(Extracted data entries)
-=-=-=-=-

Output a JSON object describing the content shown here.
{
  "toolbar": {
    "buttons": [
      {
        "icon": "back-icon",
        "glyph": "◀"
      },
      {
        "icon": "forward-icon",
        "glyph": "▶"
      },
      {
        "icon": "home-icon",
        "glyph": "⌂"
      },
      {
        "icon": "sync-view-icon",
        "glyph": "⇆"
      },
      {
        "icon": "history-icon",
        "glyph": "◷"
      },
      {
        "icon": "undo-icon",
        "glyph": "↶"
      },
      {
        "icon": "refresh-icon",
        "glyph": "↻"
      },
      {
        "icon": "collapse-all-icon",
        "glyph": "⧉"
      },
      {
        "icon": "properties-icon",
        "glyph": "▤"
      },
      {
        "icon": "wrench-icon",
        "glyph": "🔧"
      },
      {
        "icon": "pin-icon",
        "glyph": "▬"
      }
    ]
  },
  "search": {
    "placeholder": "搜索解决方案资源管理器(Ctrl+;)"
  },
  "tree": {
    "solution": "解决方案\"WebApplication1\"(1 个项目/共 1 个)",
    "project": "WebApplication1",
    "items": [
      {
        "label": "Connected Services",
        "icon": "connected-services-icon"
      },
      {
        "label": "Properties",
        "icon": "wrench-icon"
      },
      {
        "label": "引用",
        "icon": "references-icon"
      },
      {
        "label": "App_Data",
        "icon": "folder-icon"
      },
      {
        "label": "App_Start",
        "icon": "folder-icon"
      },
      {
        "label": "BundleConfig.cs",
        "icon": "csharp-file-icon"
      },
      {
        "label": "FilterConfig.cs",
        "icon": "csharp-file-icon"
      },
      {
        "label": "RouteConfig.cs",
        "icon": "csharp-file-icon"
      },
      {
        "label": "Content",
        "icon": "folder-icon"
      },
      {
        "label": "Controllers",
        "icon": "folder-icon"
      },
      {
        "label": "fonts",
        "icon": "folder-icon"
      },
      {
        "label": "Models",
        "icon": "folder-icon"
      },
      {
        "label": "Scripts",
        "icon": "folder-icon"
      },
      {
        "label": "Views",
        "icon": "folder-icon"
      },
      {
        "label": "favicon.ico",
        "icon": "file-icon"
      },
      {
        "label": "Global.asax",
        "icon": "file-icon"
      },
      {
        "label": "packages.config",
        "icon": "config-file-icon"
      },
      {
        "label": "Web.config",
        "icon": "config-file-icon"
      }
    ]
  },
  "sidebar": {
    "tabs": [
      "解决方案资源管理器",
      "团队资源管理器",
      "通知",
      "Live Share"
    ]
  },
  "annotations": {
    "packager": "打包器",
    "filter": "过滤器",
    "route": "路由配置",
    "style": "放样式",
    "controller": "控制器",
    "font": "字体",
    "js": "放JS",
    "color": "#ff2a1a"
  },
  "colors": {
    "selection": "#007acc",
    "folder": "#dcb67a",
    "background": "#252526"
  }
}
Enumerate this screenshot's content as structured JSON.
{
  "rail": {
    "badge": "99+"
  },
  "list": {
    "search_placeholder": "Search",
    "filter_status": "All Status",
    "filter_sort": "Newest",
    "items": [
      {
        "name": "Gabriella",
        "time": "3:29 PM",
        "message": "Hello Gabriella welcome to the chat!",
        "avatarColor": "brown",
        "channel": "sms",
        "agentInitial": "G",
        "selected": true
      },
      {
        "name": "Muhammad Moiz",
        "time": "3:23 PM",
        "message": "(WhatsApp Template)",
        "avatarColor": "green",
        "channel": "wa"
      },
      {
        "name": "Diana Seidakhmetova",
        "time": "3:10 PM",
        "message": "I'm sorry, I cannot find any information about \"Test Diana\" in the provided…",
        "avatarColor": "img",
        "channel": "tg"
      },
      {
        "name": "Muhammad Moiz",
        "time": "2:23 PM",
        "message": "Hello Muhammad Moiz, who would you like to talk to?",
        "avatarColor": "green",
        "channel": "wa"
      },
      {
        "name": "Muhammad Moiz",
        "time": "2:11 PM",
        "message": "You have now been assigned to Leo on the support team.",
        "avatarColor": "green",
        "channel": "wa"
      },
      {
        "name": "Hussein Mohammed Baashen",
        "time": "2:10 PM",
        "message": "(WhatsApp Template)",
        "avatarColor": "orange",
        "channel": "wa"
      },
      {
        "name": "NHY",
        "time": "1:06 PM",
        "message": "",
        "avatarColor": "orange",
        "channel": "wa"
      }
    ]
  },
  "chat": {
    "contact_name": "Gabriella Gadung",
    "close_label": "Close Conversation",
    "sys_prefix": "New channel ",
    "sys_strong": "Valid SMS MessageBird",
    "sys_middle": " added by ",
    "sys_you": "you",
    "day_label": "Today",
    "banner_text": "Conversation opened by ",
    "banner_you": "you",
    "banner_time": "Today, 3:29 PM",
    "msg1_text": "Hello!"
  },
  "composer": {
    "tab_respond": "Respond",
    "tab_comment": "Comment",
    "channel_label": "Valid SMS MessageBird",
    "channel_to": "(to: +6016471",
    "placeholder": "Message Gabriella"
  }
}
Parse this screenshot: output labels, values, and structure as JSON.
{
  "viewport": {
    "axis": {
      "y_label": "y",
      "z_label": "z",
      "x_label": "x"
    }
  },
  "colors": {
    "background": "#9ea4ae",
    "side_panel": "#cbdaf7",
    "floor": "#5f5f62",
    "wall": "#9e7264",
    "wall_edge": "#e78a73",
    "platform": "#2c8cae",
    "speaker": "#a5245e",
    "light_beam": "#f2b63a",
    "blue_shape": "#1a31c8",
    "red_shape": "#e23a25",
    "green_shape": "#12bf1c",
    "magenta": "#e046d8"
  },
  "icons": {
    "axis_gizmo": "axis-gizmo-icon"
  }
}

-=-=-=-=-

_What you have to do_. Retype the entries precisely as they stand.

_Exercise output_.
Output a JSON object describing the content shown here.
{
  "toolbar": {
    "buttons": [
      {
        "icon": "back-icon",
        "glyph": "◀"
      },
      {
        "icon": "forward-icon",
        "glyph": "▶"
      },
      {
        "icon": "home-icon",
        "glyph": "⌂"
      },
      {
        "icon": "sync-view-icon",
        "glyph": "⇆"
      },
      {
        "icon": "history-icon",
        "glyph": "◷"
      },
      {
        "icon": "undo-icon",
        "glyph": "↶"
      },
      {
        "icon": "refresh-icon",
        "glyph": "↻"
      },
      {
        "icon": "collapse-all-icon",
        "glyph": "⧉"
      },
      {
        "icon": "properties-icon",
        "glyph": "▤"
      },
      {
        "icon": "wrench-icon",
        "glyph": "🔧"
      },
      {
        "icon": "pin-icon",
        "glyph": "▬"
      }
    ]
  },
  "search": {
    "placeholder": "搜索解决方案资源管理器(Ctrl+;)"
  },
  "tree": {
    "solution": "解决方案\"WebApplication1\"(1 个项目/共 1 个)",
    "project": "WebApplication1",
    "items": [
      {
        "label": "Connected Services",
        "icon": "connected-services-icon"
      },
      {
        "label": "Properties",
        "icon": "wrench-icon"
      },
      {
        "label": "引用",
        "icon": "references-icon"
      },
      {
        "label": "App_Data",
        "icon": "folder-icon"
      },
      {
        "label": "App_Start",
        "icon": "folder-icon"
      },
      {
        "label": "BundleConfig.cs",
        "icon": "csharp-file-icon"
      },
      {
        "label": "FilterConfig.cs",
        "icon": "csharp-file-icon"
      },
      {
        "label": "RouteConfig.cs",
        "icon": "csharp-file-icon"
      },
      {
        "label": "Content",
        "icon": "folder-icon"
      },
      {
        "label": "Controllers",
        "icon": "folder-icon"
      },
      {
        "label": "fonts",
        "icon": "folder-icon"
      },
      {
        "label": "Models",
        "icon": "folder-icon"
      },
      {
        "label": "Scripts",
        "icon": "folder-icon"
      },
      {
        "label": "Views",
        "icon": "folder-icon"
      },
      {
        "label": "favicon.ico",
        "icon": "file-icon"
      },
      {
        "label": "Global.asax",
        "icon": "file-icon"
      },
      {
        "label": "packages.config",
        "icon": "config-file-icon"
      },
      {
        "label": "Web.config",
        "icon": "config-file-icon"
      }
    ]
  },
  "sidebar": {
    "tabs": [
      "解决方案资源管理器",
      "团队资源管理器",
      "通知",
      "Live Share"
    ]
  },
  "annotations": {
    "packager": "打包器",
    "filter": "过滤器",
    "route": "路由配置",
    "style": "放样式",
    "controller": "控制器",
    "font": "字体",
    "js": "放JS",
    "color": "#ff2a1a"
  },
  "colors": {
    "selection": "#007acc",
    "folder": "#dcb67a",
    "background": "#252526"
  }
}
Enumerate this screenshot's content as structured JSON.
{
  "rail": {
    "badge": "99+"
  },
  "list": {
    "search_placeholder": "Search",
    "filter_status": "All Status",
    "filter_sort": "Newest",
    "items": [
      {
        "name": "Gabriella",
        "time": "3:29 PM",
        "message": "Hello Gabriella welcome to the chat!",
        "avatarColor": "brown",
        "channel": "sms",
        "agentInitial": "G",
        "selected": true
      },
      {
        "name": "Muhammad Moiz",
        "time": "3:23 PM",
        "message": "(WhatsApp Template)",
        "avatarColor": "green",
        "channel": "wa"
      },
      {
        "name": "Diana Seidakhmetova",
        "time": "3:10 PM",
        "message": "I'm sorry, I cannot find any information about \"Test Diana\" in the provided…",
        "avatarColor": "img",
        "channel": "tg"
      },
      {
        "name": "Muhammad Moiz",
        "time": "2:23 PM",
        "message": "Hello Muhammad Moiz, who would you like to talk to?",
        "avatarColor": "green",
        "channel": "wa"
      },
      {
        "name": "Muhammad Moiz",
        "time": "2:11 PM",
        "message": "You have now been assigned to Leo on the support team.",
        "avatarColor": "green",
        "channel": "wa"
      },
      {
        "name": "Hussein Mohammed Baashen",
        "time": "2:10 PM",
        "message": "(WhatsApp Template)",
        "avatarColor": "orange",
        "channel": "wa"
      },
      {
        "name": "NHY",
        "time": "1:06 PM",
        "message": "",
        "avatarColor": "orange",
        "channel": "wa"
      }
    ]
  },
  "chat": {
    "contact_name": "Gabriella Gadung",
    "close_label": "Close Conversation",
    "sys_prefix": "New channel ",
    "sys_strong": "Valid SMS MessageBird",
    "sys_middle": " added by ",
    "sys_you": "you",
    "day_label": "Today",
    "banner_text": "Conversation opened by ",
    "banner_you": "you",
    "banner_time": "Today, 3:29 PM",
    "msg1_text": "Hello!"
  },
  "composer": {
    "tab_respond": "Respond",
    "tab_comment": "Comment",
    "channel_label": "Valid SMS MessageBird",
    "channel_to": "(to: +6016471",
    "placeholder": "Message Gabriella"
  }
}
Parse this screenshot: output labels, values, and structure as JSON.
{
  "viewport": {
    "axis": {
      "y_label": "y",
      "z_label": "z",
      "x_label": "x"
    }
  },
  "colors": {
    "background": "#9ea4ae",
    "side_panel": "#cbdaf7",
    "floor": "#5f5f62",
    "wall": "#9e7264",
    "wall_edge": "#e78a73",
    "platform": "#2c8cae",
    "speaker": "#a5245e",
    "light_beam": "#f2b63a",
    "blue_shape": "#1a31c8",
    "red_shape": "#e23a25",
    "green_shape": "#12bf1c",
    "magenta": "#e046d8"
  },
  "icons": {
    "axis_gizmo": "axis-gizmo-icon"
  }
}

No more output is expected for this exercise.